Salt up, sweetie!
By far the most common complaints I hear from someone when they begin carnivore or keto are these:
- flu-like muscle aches
- heart pounding or flutters
These are all symptoms of electrolyte loss, which is thankfully very easy to fix!
When you switch to a low-carb or zero-carb way of eating, you no longer retain fluid the way you do when you’re a sweet-eater. The first thing you notice when you finally get into ketosis is that you pee. A LOT. In fact, that first heady weight-loss success of 10-15 pounds in two weeks is mostly just water! I’m sorry to break it to you, but the fat loss doesn’t come immediately. It’s water loss that has you all excited. And rightly so! You shouldn’t have been holding on to all that water. It’s making you puffy and not benefitting you at all, locked away like that.
Carbohydrates cause your body to lock water away in your cells, and with it, salts and minerals. As you begin to burn more fat than sugar, the retained water flushes out of your system, taking with it (mainly) your sodium, magnesium, and potassium. Your body has been used to doing one thing, and now it has to learn to do another. This comes with symptoms, unless you do something about it. Attention should be paid in the first several weeks of your new way of eating to getting enough salt (mainly), and very likely a magnesium and potassium supplement as well.
But salt is bad for you!
Well…no. Cutting back on salt is one of the worst ideas modern medicine has pushed. While there are apparently a small number of people for whom a very large amount of salt really does cause high blood pressure, most people need more salt, not less. Even those salt-sensitive people will probably be able to use normal amounts of salt when they cut out the sugar. It is that other white crystal we love to consume that is causing the outrageous epidemic of high blood pressure: sugar. Cut your sugar, and your “high” salt intake will be perfectly benign. Beneficial, even! James DiNicolantonio’s book, The Salt Fix, is a very good primer on the subject:
How much salt, though? Well, all I can say for sure is: be liberal about it. Salt your food to taste. Put a pinch of salt in your water when you drink. Drink clean electrolyte drinks like LMNT or Myoxcience’s Stix. If you have symptoms, have even more salt. If you have too much salt, you will simply feel thirsty and drink more water.

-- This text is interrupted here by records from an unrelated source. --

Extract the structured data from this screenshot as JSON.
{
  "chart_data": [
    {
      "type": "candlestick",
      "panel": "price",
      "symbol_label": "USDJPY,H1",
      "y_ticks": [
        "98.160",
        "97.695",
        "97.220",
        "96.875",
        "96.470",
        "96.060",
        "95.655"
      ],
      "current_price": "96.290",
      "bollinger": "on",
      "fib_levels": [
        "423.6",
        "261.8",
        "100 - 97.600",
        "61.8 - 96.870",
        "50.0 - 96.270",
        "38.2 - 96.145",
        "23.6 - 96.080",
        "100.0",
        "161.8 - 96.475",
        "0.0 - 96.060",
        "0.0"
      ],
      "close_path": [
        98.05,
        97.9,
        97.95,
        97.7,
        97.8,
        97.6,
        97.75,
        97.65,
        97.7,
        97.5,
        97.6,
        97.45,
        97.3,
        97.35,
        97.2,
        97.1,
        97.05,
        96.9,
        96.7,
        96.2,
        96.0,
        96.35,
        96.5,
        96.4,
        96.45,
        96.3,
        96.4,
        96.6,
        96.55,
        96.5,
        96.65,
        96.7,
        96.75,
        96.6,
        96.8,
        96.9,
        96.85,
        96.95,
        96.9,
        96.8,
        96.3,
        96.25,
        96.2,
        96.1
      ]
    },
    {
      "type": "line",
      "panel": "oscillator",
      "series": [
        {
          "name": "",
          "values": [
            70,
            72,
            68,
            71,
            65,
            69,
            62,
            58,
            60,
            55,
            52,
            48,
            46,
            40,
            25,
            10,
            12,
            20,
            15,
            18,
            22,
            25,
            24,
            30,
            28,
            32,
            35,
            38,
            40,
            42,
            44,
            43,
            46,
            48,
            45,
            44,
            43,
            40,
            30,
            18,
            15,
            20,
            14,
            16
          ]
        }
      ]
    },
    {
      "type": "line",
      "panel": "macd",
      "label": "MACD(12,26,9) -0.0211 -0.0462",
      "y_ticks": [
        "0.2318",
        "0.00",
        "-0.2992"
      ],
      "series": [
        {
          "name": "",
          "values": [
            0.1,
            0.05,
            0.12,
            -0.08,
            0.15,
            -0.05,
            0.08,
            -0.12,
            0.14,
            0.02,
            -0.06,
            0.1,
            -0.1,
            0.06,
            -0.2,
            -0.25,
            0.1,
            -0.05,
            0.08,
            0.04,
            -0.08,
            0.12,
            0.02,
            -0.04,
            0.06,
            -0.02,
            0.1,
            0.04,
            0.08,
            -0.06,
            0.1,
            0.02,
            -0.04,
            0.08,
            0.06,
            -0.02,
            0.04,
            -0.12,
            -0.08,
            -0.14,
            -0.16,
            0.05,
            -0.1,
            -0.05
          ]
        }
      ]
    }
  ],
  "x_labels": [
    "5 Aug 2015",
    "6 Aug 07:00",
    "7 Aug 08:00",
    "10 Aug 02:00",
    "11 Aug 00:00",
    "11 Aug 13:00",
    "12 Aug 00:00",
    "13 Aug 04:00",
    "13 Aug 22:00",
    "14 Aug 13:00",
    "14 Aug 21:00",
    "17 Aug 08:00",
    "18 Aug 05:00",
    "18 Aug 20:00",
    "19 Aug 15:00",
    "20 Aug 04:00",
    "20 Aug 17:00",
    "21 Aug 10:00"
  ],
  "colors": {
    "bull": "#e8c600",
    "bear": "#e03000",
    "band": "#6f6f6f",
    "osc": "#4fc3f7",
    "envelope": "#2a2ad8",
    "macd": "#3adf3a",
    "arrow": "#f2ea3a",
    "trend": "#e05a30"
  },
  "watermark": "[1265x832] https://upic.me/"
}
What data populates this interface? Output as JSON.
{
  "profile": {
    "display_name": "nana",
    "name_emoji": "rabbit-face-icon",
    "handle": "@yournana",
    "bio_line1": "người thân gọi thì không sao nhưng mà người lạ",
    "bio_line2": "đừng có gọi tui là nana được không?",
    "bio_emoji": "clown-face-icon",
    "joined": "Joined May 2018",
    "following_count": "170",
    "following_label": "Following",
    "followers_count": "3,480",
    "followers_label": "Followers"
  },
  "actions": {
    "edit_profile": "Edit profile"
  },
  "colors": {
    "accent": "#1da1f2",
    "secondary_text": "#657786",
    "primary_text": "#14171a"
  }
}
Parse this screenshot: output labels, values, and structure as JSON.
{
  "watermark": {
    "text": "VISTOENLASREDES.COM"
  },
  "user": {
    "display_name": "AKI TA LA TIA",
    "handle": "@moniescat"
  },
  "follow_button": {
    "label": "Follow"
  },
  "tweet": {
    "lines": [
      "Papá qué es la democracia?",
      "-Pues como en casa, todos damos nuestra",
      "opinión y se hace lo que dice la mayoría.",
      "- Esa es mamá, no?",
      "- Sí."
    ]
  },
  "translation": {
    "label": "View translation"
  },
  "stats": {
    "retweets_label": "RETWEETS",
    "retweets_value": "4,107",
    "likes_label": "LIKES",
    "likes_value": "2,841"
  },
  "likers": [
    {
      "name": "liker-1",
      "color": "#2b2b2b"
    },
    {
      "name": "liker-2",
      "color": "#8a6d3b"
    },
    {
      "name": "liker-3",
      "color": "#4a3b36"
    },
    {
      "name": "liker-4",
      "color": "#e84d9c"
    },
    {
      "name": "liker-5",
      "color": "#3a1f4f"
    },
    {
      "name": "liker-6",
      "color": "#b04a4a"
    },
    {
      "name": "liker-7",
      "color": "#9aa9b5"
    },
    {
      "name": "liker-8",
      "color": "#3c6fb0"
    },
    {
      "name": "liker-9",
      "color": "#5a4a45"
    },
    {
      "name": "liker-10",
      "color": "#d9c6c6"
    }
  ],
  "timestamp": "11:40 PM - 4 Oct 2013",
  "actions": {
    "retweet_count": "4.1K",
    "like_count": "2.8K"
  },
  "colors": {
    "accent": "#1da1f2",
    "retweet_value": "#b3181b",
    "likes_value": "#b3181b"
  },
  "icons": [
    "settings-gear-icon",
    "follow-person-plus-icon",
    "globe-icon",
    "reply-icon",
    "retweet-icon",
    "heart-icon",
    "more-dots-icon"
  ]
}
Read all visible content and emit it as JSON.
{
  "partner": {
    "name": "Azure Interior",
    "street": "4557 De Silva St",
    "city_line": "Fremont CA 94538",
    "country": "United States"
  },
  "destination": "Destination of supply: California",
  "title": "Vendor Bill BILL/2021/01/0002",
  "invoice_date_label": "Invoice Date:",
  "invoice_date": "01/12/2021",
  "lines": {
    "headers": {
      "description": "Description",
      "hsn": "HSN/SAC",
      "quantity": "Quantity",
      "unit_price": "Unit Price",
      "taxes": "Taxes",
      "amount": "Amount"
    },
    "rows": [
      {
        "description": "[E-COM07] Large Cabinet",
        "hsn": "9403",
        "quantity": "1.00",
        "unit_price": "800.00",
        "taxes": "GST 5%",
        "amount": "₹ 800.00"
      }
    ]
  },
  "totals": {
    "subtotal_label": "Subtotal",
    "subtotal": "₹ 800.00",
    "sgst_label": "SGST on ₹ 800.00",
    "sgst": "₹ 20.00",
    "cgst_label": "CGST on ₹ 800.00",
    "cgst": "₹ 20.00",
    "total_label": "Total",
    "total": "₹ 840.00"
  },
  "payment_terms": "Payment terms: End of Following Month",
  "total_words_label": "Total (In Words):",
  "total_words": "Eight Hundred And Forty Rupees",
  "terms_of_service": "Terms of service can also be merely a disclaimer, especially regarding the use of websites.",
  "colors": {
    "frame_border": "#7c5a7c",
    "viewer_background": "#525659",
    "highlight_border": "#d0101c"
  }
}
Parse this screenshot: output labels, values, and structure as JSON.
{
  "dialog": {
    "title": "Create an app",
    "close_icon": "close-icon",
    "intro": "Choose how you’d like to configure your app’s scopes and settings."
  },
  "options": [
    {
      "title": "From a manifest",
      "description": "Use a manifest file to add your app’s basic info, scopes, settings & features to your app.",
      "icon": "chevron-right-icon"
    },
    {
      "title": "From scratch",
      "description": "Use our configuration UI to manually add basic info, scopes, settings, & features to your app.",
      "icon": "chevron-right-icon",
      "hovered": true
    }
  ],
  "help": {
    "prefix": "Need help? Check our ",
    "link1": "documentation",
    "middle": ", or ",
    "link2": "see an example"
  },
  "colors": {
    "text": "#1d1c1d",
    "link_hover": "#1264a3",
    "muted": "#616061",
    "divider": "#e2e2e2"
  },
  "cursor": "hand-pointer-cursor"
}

I like to buy electrolyte powders for hot days, or when I’m doing a lot of hard physical activity, but most of the time, they’re a treat, rather than a necessity. They can get a little bit expensive. You don’t have to spend that kind of money. Just put some salt, and maybe some no-salt into your water. Add a daily magnesium for a few weeks, as well, at least until the symptoms are long gone. After you’re “fat adapted”, you may never need to take further measures, and you’ll just instinctively eat the amount of salt you need. Some people find after a while that they need to eat no salt at all, while others, like me, are still salt-fiends. For now, though, assume you need more salt.
Can I have too much salt? There’s very little risk of overdose, unless you’re being ridiculous. You’re not going to be ridiculous are you? Remember the woman who drank too much water too fast and died? You can overdose on anything. But if you’re being sensible and not eating a tablespoon of salt at a time, ten times a day, you are not going to hurt yourself.
Just be a little bit, maybe a lot, more deliberately salty, and you’ll be fine. Don’t let “keto flu”, which is temporary, if unpleasant, stop you from getting healthy! Salt up!